Theme/Lens: Reimagining Belonging. Additional details coming soon…
Julie is a Teaching Fellow at the Faith and Justice Network and a writer and speaker on faith and sexuality. She has a Masters in English from the University of Dallas and she’s written about topics related to LGBTQ Christians in The New York Times and Washington Post, among other publications. Previously, Julie served in the Chaplain’s Office at Wheaton College and worked in high school ministry in West Dallas. She is the author of Outlove: A Queer Christian Survival Story.
Theme/Lens: Cross-Racial Solidarity. Performative allyship is both frustrating and exhausting and is no longer a sufficient response to systemic racism and interracial division. In this cohort, let us partner together to do the deep conversion work to transform us from allies to co-conspirators of one another’s plight for justice. We will learn how the inward journey can transform how we see our neighbors and we will discuss the challenges and obstacles of justice, particularly where race intersects with socio-economic class, gender and sexuality, in multi-racial communities. It is my desire that through openness and honesty towards one another as we strive to follow the way of Jesus, we form a Christian witness that will propel us towards more intentional and transformational social action.

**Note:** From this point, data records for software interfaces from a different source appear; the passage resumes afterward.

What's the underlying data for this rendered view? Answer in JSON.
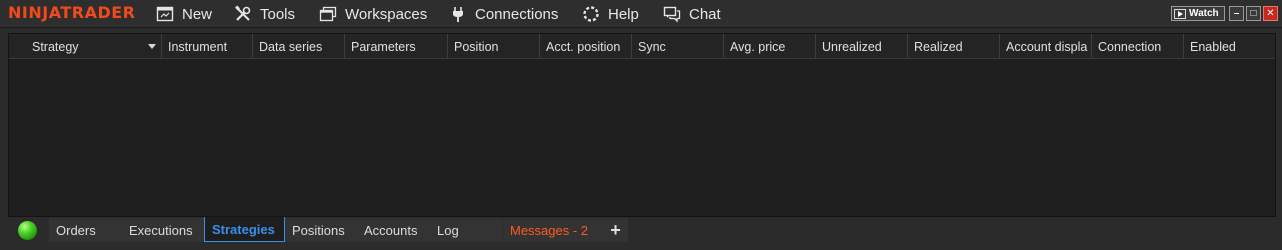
{
  "app": {
    "logo": "NINJATRADER"
  },
  "menu": {
    "items": [
      {
        "label": "New",
        "icon": "new-window-icon"
      },
      {
        "label": "Tools",
        "icon": "tools-icon"
      },
      {
        "label": "Workspaces",
        "icon": "workspaces-icon"
      },
      {
        "label": "Connections",
        "icon": "plug-icon"
      },
      {
        "label": "Help",
        "icon": "lifebuoy-icon"
      },
      {
        "label": "Chat",
        "icon": "chat-icon"
      }
    ]
  },
  "window_controls": {
    "watch_label": "Watch",
    "minimize": "–",
    "maximize": "□",
    "close": "✕"
  },
  "grid": {
    "columns": [
      "Strategy",
      "Instrument",
      "Data series",
      "Parameters",
      "Position",
      "Acct. position",
      "Sync",
      "Avg. price",
      "Unrealized",
      "Realized",
      "Account displa",
      "Connection",
      "Enabled"
    ],
    "rows": []
  },
  "tabs": {
    "items": [
      {
        "label": "Orders"
      },
      {
        "label": "Executions"
      },
      {
        "label": "Strategies",
        "active": true
      },
      {
        "label": "Positions"
      },
      {
        "label": "Accounts"
      },
      {
        "label": "Log"
      },
      {
        "label": "Messages - 2",
        "alert": true
      },
      {
        "label": "+"
      }
    ]
  },
  "colors": {
    "brand": "#f04a1c",
    "active_tab": "#3a8fe8",
    "alert": "#ff5a1f",
    "connection_status": "#4fd62a"
  }
}
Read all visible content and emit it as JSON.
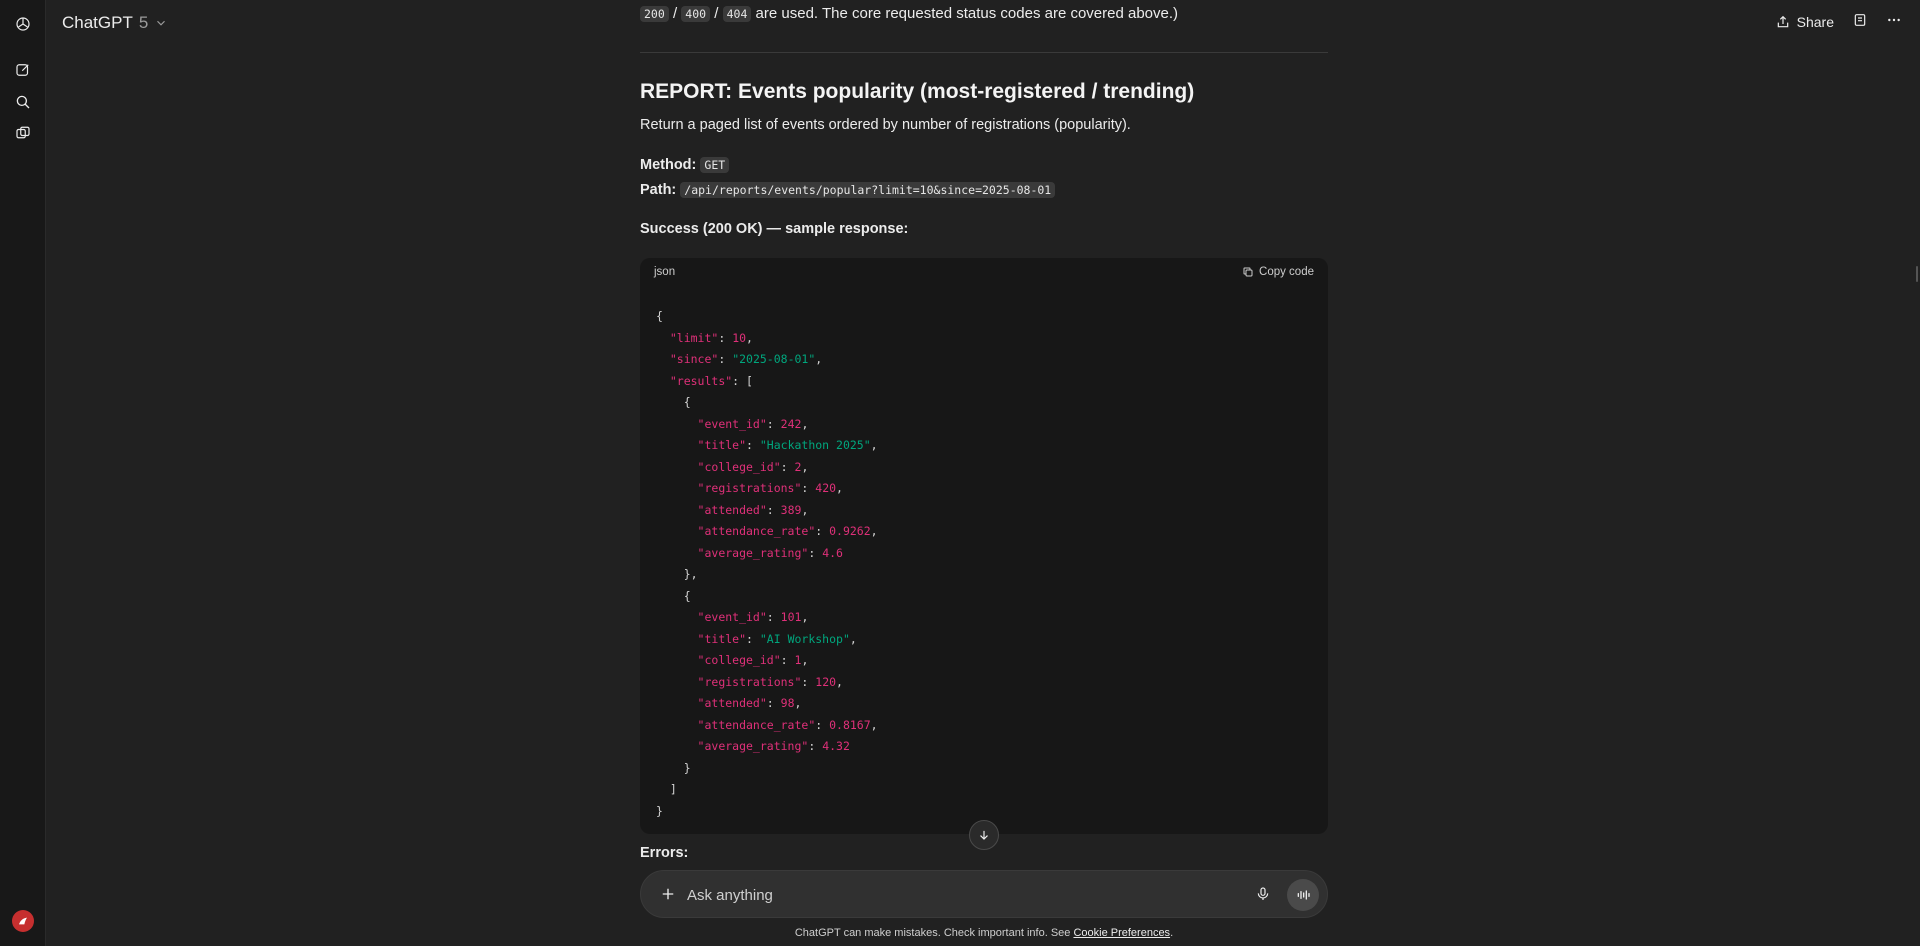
{
  "header": {
    "model_name": "ChatGPT",
    "model_version": "5",
    "share_label": "Share"
  },
  "previous_text": {
    "chips": [
      "200",
      "400",
      "404"
    ],
    "sep": "/",
    "tail": "are used. The core requested status codes are covered above.)"
  },
  "section": {
    "title": "REPORT: Events popularity (most-registered / trending)",
    "description": "Return a paged list of events ordered by number of registrations (popularity).",
    "method_label": "Method:",
    "method_value": "GET",
    "path_label": "Path:",
    "path_value": "/api/reports/events/popular?limit=10&since=2025-08-01",
    "success_label": "Success (200 OK) — sample response:",
    "errors_label": "Errors:"
  },
  "code_block": {
    "language": "json",
    "copy_label": "Copy code",
    "top": {
      "limit": "10",
      "since": "\"2025-08-01\""
    },
    "results": [
      {
        "event_id": "242",
        "title": "\"Hackathon 2025\"",
        "college_id": "2",
        "registrations": "420",
        "attended": "389",
        "attendance_rate": "0.9262",
        "average_rating": "4.6"
      },
      {
        "event_id": "101",
        "title": "\"AI Workshop\"",
        "college_id": "1",
        "registrations": "120",
        "attended": "98",
        "attendance_rate": "0.8167",
        "average_rating": "4.32"
      }
    ]
  },
  "composer": {
    "placeholder": "Ask anything"
  },
  "footer": {
    "text": "ChatGPT can make mistakes. Check important info. See",
    "link": "Cookie Preferences",
    "end": "."
  },
  "icons": {
    "logo": "openai-logo-icon",
    "new_chat": "new-chat-icon",
    "search": "search-icon",
    "library": "library-icon",
    "share": "share-icon",
    "notes": "notes-icon",
    "more": "more-icon"
  }
}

Meeting Time: Fridays 9:00-10:00am PT / 12:00-1:00pm ET (2x each month)
Theme/Lens: Trauma-Informed Faith and Justice. You might have heard the saying “hurt people, hurt people.” A faithful Christian public witness to issues of social justice must begin from an inward journey of healing in order to inform our outward journey as healers. In this cohort, we will discover how our spiritual practices can bring awareness to both the hidden and unhidden wounds that we carry. It is in confronting our inward wounds that we are able to connect with the wounds of others from a place of compassion. From a trauma-informed approach, our response to justice issues can interrupt cycles of violence that allow for injustice to continue generation after generation. In this cohort, we will work together to cultivate a space for healing in our commitment towards developing a trauma-informed approach to social justice.
Meeting Time: Tuesdays 6:00-7:00pm PT / 9:00-10:00pm ET (2x each month)
Mira Sawlani-Joyner is a Hong Kong born, “third culture kid” of Indian and Philippine heritage. Navigating multi-cultural spaces has been her lived experience and has informed her work in ministry in Hong Kong and Australia, and as the former Community Pastor in Forefront Church in Brooklyn, NY. She currently serves as the Associate Pastor of Spiritual Formation at Peace Fellowship Church, a church committed to working with community organizers and activists to end gun violence in Washington, DC through its social justice arm, Peace Walks DC. She is also a recent MDiv grad of Wesley Theological Seminary, where she specialized in Public Theology.
Cost & Registration
- Cost: $25/mo (network membership) + $900/yr (cohort tuition)
- Registration is now open! Use the button below…
Email us at email@example.com with any questions!